“If I am honest Community Payback was the best thing to happen to me at that time”

“If I am honest Community Payback was the best thing to happen to me at that time” image

Mandy Warren, 28, found herself unemployed following a conviction for assault in her home town of Gainsborough, Lincolnshire.

Mandy, who now has a full-time job in IT support in Lincoln, was handed down a 24-week sentence suspended for 12 months and 150 hours unpaid work through Community Payback.

Across Humberside, Lincolnshire and North Yorkshire people on probation complete roughly half a million hours of Community Payback every year. All projects combine hard work and the chance for the participant to develop skills. It is also a punishment as the individual is giving up their time to carry out the work.

“If I am honest Community Payback was the best thing to happen to me at that time,” says Mandy. “I lost my job after the court case and doing unpaid work got me back into a routine. I was working on a range of projects on Community payback mainly at the local hospital.

“While doing unpaid work I was continuing to look for a job and was lucky to get a job where I help customers over the phone sort out any IT issues.”

“It’s really empowering for me as I feel I can give something back reinforced by my own experiences. I can show them that once you’ve done what you’ve done and completed you sentence the book can be closed and you can move on”

Mandy said working on Community Payback made her realise she wasn’t on her own as she interacted with other people who had been sentenced by the courts – “these are not bad people they’ve just made a mistake and are now paying the price”.

She says: “I also learned I was good at listening to people and offering advice and that’s when I started to consider becoming a peer mentor.”

As a peer mentor Mandy says she enjoys supporting service users and helping them change their behaviours and stop offending: “I help put in place the stepping stones to help them overcome mental issues, drug abuse and other support,” she says.
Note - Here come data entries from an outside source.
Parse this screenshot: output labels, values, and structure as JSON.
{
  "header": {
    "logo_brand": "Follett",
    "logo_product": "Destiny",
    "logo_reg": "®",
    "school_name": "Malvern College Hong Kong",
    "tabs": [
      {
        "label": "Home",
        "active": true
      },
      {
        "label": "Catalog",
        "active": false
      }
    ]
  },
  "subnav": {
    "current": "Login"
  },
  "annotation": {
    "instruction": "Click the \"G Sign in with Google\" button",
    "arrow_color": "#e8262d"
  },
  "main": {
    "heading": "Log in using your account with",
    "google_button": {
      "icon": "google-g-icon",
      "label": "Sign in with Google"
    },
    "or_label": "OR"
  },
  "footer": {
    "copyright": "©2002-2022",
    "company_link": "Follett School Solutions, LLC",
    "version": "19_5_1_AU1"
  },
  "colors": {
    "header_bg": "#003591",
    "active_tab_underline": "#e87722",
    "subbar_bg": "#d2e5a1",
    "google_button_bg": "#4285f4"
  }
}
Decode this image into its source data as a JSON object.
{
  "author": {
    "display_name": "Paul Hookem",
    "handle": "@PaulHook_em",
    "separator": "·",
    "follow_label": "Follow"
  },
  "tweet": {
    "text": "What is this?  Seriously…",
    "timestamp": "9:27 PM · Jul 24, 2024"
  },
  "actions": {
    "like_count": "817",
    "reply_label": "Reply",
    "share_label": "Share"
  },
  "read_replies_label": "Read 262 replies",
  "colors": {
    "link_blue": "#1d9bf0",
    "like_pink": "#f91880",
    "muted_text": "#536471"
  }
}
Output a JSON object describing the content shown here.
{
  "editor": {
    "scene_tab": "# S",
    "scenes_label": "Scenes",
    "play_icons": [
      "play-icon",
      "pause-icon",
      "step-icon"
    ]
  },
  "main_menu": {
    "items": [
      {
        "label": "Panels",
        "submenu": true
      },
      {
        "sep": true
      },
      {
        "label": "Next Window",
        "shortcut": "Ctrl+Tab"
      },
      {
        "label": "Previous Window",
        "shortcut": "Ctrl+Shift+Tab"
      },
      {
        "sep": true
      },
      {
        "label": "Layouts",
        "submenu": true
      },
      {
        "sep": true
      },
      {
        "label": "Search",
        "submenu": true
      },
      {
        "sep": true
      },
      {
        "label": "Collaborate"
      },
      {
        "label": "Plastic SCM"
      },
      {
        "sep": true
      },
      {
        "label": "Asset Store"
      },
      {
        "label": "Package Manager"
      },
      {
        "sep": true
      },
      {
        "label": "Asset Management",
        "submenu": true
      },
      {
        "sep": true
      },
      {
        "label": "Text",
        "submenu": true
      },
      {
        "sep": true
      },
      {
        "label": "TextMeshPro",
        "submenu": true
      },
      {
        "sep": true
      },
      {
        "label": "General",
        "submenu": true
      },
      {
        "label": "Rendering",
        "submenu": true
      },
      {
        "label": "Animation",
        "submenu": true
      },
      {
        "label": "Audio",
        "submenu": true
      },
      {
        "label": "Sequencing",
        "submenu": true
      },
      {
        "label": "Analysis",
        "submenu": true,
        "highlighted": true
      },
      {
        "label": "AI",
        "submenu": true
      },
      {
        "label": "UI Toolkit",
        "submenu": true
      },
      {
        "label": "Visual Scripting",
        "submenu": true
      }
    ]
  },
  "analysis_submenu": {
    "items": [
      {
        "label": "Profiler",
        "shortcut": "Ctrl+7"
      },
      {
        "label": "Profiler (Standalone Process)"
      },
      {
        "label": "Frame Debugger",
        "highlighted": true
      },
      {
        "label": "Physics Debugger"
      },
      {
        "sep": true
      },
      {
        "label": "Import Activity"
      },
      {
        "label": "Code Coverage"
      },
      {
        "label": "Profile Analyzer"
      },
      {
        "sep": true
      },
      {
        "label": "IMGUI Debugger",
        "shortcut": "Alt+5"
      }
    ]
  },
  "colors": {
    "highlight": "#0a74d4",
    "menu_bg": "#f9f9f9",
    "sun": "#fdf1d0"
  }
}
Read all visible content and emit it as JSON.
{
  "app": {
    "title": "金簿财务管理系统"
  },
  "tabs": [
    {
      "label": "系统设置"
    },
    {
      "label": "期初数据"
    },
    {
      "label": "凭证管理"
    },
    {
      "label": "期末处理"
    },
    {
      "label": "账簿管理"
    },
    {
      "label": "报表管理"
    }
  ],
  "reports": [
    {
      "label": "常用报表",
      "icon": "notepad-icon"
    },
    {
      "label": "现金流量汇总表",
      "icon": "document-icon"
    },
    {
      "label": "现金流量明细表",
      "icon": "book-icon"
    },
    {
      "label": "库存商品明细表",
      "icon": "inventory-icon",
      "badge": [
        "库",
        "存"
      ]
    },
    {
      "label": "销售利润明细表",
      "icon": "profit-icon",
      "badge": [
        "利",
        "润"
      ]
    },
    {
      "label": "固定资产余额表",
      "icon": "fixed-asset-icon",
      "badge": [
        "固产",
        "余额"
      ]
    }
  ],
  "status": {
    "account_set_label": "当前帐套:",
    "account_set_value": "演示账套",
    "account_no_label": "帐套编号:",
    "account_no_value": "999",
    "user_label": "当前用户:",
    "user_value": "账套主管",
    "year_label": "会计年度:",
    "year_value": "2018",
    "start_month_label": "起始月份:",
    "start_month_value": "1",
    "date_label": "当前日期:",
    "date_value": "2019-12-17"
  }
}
“It’s really empowering for me as I feel I can give something back reinforced by my own experiences. I can show them that once you’ve done what you’ve done and completed you sentence the book can be closed and you can move on.

“At one time I did consider going to university to study criminology but my experience with the Humberside, Lincolnshire & North Yorkshire Community Rehabilitation Company (HLNY CRC) has me now thinking about becoming a probation officer or prison officer.”